One of my early mentors told me when I started – make sure you solve the right problem.  And the EVP I worked with laid out the criteria that we cant rollout products for which the customer will have to hire new people, or we have to hire new people.  My quality background helps add reality to the process. Communicate and make changes, but don’t over engineer, or take on and add up additional cost.

What have you learnt in product management ‘the hard way’?

Letting others make their own mistakes. When you work with clients, sometimes you see what the client is asking for is a temporary solution.  I see that the client 2 chess moves down is going to face a problem.

So how I deal with that is provide a temporary solution, but make a backup plan to the temporary solution.  I try to sneak reinforcements into what I deliver. Kind of like when my niece does not want her eggs, we sneak it in with her grits.

That is a cool way to deal with a typical product management challenge. What in your mind are some of the biggest challenges for product managers? How do you manage them?

One of the biggest challenges we face is managing different timelines for different customers. What we deliver for one, may not be the no. 1 for the others. What I do is show schedule breakdowns for all of them as it is doubtful that they will all consume all the features at once.  It is also very important to understand the most important client need – the true no. 1, ultimate need. Because of my quality background,  my way to reach the true number 1 is the 5 why’s – ask ‘why’ 5 times.

Another related challenge we face is managing the backlog.
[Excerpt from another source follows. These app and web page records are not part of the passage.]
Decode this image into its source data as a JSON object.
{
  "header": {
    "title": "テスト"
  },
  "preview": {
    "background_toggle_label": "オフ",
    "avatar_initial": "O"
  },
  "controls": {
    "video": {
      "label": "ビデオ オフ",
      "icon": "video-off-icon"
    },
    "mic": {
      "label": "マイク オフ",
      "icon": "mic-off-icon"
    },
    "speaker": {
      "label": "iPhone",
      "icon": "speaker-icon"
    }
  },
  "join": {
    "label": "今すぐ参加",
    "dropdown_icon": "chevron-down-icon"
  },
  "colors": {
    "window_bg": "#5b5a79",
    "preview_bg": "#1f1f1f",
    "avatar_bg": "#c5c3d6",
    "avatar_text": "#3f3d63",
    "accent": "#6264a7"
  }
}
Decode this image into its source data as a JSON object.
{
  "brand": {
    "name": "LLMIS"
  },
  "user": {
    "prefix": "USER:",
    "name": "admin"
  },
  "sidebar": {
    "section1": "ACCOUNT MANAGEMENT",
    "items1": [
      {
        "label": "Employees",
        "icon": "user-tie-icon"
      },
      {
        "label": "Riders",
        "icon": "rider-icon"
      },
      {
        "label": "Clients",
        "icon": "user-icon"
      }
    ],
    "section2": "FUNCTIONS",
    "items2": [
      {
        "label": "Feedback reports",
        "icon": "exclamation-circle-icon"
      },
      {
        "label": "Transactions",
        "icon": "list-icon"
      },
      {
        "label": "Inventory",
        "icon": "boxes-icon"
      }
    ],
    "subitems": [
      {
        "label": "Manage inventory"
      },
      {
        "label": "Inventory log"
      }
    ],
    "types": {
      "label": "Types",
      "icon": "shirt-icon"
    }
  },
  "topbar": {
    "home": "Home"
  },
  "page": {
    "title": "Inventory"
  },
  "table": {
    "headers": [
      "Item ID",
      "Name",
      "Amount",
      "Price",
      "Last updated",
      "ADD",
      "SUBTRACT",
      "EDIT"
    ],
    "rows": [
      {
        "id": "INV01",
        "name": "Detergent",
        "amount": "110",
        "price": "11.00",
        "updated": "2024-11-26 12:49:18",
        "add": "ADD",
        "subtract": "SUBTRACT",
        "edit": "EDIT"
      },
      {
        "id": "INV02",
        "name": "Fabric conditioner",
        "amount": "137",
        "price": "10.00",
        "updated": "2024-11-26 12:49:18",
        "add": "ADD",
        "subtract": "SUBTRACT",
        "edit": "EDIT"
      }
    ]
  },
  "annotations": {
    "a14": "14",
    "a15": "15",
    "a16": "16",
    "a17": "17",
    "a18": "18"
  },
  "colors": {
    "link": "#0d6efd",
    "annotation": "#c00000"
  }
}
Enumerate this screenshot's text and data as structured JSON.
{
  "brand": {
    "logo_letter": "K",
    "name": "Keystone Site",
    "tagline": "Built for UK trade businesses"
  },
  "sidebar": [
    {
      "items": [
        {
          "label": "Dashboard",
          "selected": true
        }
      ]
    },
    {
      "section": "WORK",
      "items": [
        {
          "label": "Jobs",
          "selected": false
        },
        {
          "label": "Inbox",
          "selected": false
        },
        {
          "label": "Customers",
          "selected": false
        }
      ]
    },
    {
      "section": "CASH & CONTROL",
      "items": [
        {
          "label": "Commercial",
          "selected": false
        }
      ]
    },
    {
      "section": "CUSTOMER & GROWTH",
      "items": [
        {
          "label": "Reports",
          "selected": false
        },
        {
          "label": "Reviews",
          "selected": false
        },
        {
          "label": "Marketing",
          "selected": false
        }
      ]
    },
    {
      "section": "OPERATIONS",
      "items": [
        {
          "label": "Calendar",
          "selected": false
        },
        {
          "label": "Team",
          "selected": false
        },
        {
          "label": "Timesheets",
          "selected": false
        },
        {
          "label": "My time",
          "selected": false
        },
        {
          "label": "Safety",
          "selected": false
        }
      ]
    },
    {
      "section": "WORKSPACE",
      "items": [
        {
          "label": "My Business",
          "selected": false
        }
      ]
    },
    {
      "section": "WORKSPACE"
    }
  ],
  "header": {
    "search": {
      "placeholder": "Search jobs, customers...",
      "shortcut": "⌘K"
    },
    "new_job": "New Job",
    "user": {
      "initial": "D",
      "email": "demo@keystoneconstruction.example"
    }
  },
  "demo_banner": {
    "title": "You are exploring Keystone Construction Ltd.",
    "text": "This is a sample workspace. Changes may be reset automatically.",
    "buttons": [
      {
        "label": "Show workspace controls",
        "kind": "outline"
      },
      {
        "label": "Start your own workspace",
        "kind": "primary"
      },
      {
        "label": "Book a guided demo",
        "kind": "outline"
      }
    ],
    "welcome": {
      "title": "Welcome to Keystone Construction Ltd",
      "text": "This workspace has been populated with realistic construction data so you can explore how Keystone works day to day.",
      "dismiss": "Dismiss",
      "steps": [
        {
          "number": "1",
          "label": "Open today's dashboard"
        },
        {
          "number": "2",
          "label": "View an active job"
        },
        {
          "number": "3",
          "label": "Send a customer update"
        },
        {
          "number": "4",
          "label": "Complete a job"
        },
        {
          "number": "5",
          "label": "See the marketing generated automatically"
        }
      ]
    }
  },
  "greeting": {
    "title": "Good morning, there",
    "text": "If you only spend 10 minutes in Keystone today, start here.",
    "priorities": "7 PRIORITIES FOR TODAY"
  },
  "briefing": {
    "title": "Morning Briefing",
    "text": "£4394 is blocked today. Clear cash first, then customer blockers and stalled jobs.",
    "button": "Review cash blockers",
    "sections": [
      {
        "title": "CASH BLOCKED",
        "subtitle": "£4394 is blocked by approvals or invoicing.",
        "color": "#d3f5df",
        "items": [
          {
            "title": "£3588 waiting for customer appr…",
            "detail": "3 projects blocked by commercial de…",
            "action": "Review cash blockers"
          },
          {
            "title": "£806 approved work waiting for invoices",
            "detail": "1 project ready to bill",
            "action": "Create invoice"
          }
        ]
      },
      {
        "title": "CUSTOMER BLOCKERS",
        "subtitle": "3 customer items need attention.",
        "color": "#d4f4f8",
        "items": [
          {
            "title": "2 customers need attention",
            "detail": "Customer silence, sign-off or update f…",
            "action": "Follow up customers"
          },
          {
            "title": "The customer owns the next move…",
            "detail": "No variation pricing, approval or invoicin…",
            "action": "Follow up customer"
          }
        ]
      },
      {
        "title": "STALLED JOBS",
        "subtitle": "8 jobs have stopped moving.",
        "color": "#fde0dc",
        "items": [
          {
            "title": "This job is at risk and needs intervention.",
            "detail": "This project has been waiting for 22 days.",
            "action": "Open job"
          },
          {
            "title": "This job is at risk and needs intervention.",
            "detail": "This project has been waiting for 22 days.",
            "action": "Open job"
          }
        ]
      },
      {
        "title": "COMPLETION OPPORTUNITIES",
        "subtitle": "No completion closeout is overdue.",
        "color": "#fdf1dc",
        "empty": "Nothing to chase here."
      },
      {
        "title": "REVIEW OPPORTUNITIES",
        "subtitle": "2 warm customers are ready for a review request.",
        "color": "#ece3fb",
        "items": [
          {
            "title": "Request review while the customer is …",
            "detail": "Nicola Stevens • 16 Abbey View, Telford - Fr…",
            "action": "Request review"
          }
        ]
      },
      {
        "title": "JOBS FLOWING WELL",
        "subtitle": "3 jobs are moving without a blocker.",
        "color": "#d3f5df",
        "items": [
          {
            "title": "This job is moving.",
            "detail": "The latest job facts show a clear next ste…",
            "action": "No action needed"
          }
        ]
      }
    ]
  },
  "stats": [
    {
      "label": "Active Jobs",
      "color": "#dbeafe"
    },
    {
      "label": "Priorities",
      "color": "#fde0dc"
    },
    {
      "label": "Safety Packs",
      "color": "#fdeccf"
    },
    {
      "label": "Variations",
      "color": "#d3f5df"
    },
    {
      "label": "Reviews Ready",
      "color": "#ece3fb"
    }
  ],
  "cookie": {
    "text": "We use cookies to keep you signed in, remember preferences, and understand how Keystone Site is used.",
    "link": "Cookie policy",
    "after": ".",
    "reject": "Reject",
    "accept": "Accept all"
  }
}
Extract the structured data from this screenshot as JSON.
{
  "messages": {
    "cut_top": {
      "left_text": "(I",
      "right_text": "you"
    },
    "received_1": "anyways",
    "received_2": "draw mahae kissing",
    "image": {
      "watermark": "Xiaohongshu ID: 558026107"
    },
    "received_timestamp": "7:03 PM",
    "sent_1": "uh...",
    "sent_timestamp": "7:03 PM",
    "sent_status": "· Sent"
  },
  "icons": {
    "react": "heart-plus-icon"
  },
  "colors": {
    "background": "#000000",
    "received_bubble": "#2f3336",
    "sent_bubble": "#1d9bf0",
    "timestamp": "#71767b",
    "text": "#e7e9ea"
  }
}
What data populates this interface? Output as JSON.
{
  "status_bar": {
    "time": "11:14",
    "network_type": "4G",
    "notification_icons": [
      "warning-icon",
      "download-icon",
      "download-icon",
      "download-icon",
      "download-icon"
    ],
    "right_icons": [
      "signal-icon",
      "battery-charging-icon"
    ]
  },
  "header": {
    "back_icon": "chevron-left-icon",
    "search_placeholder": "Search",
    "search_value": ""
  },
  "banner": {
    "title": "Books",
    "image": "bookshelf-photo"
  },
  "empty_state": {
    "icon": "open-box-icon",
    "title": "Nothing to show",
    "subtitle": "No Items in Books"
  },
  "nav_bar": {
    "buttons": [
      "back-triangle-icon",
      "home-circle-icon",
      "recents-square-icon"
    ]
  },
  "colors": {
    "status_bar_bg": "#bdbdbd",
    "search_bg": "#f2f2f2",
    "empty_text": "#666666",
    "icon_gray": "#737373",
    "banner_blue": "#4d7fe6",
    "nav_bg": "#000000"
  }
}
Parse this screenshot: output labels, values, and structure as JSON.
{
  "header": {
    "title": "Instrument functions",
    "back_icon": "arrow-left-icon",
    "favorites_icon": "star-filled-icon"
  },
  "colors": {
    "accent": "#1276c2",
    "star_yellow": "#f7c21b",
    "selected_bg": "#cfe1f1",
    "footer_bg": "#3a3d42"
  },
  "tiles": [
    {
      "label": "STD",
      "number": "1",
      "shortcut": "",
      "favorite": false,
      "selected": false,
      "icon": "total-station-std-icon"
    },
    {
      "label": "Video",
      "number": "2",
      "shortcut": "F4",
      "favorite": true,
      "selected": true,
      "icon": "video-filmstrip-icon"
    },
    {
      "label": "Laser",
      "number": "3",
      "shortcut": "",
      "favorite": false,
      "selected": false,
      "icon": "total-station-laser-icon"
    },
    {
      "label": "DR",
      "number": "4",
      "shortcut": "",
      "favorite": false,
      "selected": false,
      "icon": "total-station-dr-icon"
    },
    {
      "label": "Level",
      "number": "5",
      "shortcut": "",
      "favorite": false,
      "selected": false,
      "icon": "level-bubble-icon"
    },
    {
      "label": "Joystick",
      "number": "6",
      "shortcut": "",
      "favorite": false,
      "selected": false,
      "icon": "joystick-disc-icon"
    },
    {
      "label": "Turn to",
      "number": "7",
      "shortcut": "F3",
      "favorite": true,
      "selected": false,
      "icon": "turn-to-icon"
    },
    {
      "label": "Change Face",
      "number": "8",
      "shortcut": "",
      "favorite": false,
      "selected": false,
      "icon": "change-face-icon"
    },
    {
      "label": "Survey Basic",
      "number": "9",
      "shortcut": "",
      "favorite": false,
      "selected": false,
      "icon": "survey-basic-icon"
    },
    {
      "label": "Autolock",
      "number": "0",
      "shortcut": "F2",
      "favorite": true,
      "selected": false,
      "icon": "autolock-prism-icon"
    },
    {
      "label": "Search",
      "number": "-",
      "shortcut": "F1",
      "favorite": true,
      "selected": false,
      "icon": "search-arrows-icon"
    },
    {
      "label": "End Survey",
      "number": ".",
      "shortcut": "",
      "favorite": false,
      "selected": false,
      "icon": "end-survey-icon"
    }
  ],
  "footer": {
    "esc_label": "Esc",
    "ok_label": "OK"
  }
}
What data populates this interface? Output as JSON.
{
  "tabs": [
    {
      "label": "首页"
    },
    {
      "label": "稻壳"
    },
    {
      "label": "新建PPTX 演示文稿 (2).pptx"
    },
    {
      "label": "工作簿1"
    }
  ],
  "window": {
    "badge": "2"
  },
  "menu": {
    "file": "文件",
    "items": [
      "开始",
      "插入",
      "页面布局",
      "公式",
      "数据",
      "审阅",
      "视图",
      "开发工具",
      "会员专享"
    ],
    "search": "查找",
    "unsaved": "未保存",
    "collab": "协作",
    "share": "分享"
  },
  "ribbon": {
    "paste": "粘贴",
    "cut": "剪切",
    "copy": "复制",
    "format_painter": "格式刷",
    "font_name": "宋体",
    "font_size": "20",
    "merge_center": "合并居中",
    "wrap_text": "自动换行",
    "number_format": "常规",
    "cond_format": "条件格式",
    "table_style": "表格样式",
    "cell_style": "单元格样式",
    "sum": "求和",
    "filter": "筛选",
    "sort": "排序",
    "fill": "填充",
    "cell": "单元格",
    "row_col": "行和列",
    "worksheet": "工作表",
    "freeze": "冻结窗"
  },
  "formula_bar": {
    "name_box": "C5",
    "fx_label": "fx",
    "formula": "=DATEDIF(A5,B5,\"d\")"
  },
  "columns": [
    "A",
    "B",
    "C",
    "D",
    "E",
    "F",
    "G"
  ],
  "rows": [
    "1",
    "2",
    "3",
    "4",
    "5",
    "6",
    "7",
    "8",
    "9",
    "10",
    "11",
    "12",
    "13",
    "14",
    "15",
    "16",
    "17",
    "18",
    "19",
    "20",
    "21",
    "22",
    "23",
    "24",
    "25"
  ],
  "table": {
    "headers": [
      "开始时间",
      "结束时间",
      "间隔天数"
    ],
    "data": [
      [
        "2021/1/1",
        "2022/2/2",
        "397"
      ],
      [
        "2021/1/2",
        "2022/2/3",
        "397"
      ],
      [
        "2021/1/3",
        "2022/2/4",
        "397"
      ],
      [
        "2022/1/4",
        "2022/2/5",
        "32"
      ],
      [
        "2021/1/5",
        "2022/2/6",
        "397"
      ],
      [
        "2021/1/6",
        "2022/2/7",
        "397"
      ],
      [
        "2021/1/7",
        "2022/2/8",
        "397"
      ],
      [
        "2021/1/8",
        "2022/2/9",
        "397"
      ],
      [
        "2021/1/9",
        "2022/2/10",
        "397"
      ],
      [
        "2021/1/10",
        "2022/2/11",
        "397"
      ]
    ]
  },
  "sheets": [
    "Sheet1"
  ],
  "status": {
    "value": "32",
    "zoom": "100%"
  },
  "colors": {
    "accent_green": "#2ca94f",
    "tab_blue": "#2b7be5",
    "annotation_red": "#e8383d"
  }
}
How do you keep your backlog groomed?

I like to categorize functionality by area of code and value to the product. When we are coding in one area, we check to see if we can add in anything from the backlog. Is it valid and also good for the market?

What is a favorite web app that you use everyday?

You mean other than OWA? I like Fitbit.

Any favorite blogs or people you follow?

More than that I like to follow the conversation on whats changing – market changes that are coming up.

What trends do you see in product management?

It all depends on what Technology comes along next and how fast it gets here and the speed of the market in which it is being used.  Some markets are slower to change. For example, in banking because of regulations, it has to be a mix of SDLC mixed with Agile. Agile does not mean no documentation for them.

What is your advice for someone starting out in product management?

Know your product. Use it. And if you are moving into a new space, learn all about the space. You don’t know how many product managers I have met who don’t know their own product, how it works and what it does.

So Nina, you have moved from Banking to Entertainment – what is your advice for people looking to change industries?

And then before that I moved from Quality/Distribution centers to banking! The finance to media transition was related to my previous work in credit cards. Find a knowledge area/skillset that you have that is not the primary one in your target industry.  So you can help them in an area where they have a deficit. Then work hard to learn that business.

Any suggestions on who to feature next?  Questions we should include? Let us know your thoughts !